## DATA SHOWN:

* * *

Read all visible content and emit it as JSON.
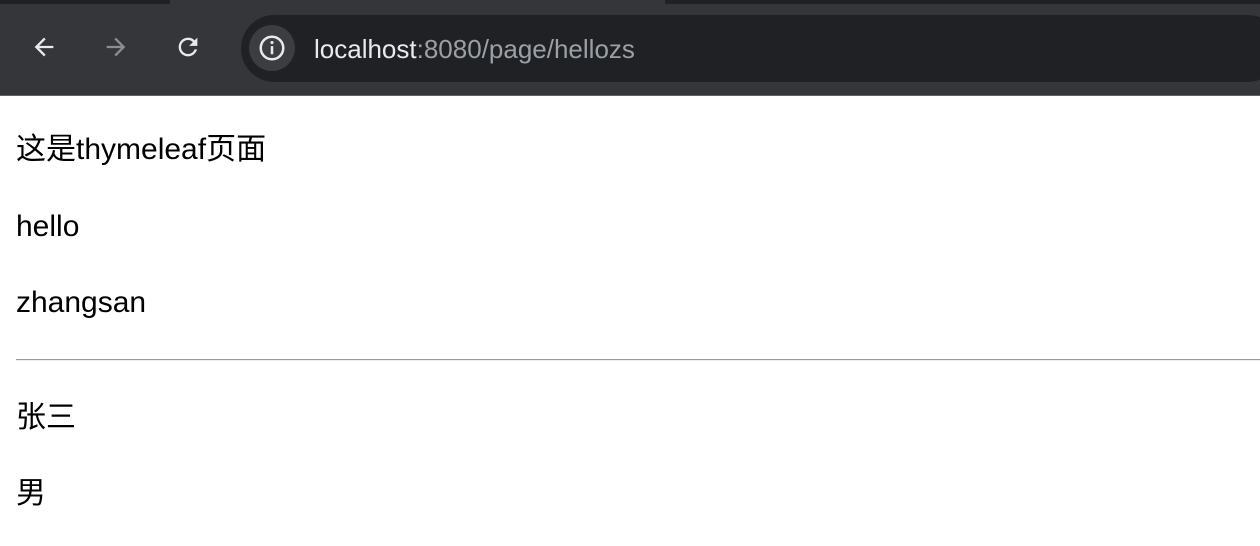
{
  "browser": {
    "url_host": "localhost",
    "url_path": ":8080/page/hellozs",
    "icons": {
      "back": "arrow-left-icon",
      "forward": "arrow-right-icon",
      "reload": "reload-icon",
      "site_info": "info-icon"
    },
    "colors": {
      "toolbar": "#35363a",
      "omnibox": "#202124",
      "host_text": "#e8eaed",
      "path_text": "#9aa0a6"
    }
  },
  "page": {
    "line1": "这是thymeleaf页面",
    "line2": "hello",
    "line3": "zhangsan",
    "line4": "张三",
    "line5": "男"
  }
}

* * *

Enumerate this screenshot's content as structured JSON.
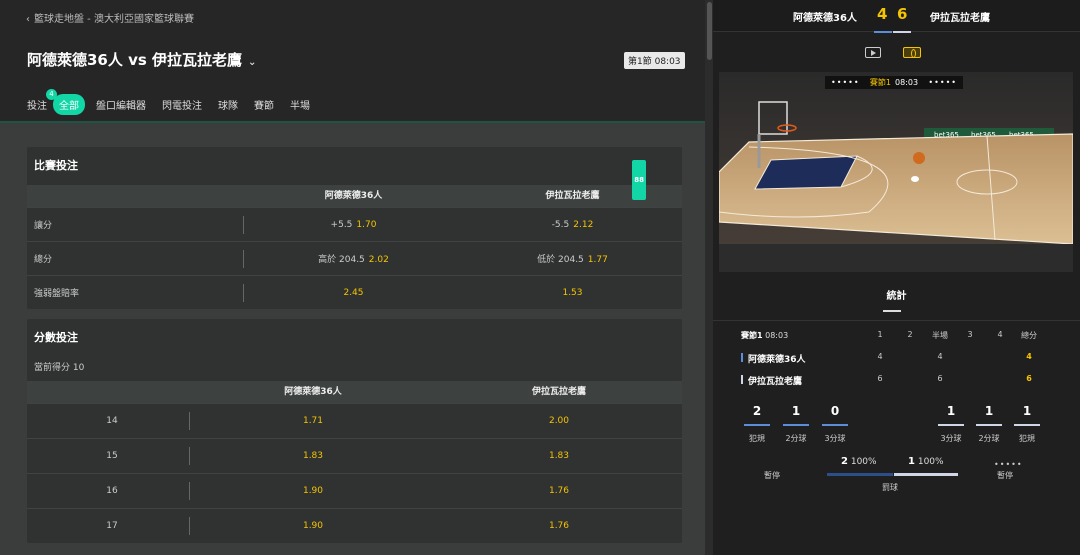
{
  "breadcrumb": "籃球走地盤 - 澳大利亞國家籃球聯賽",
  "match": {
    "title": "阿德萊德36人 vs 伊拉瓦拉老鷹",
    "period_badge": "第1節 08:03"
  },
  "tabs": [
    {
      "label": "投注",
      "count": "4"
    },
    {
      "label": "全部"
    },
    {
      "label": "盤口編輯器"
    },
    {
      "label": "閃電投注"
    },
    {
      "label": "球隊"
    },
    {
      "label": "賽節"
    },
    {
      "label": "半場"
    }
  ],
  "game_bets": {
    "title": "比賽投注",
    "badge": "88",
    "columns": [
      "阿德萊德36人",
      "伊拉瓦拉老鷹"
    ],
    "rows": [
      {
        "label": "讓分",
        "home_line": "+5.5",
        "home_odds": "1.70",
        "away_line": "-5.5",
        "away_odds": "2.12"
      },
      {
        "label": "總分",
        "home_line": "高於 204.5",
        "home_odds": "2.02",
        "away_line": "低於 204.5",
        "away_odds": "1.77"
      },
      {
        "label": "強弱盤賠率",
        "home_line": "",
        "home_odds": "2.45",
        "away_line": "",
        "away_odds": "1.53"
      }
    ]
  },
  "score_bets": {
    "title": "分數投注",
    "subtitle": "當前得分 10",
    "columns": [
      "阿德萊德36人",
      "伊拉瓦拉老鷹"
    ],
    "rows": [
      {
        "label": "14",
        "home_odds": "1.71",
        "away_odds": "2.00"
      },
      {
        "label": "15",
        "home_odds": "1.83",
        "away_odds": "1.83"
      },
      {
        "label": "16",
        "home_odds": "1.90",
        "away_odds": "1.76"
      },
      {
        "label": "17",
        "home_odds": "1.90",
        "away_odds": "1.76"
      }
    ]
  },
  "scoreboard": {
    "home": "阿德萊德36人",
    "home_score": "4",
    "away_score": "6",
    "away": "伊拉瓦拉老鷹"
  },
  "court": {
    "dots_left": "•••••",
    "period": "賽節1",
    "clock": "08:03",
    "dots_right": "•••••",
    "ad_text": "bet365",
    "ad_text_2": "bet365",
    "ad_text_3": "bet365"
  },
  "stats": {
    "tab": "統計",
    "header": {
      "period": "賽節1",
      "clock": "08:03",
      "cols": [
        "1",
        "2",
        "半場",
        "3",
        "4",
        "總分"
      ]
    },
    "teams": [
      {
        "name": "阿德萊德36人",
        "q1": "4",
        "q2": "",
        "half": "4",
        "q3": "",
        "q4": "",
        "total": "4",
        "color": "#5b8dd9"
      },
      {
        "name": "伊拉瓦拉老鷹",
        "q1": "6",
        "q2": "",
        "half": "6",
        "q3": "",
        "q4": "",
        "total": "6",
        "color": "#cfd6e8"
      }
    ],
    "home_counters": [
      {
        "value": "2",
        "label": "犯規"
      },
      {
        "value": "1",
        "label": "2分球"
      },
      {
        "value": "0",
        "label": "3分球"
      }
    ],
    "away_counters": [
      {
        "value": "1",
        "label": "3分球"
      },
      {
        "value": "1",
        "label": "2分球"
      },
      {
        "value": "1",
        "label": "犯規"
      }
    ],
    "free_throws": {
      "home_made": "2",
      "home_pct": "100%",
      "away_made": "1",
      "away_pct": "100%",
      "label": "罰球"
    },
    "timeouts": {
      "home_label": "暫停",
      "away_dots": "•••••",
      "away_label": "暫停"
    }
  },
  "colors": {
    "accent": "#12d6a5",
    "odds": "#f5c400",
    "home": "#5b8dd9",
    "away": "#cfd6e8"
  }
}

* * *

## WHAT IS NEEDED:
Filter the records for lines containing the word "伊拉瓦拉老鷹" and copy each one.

## EXERCISE RESULT:
    "title": "阿德萊德36人 vs 伊拉瓦拉老鷹",
      "伊拉瓦拉老鷹"
      "伊拉瓦拉老鷹"
    "away": "伊拉瓦拉老鷹"
        "name": "伊拉瓦拉老鷹",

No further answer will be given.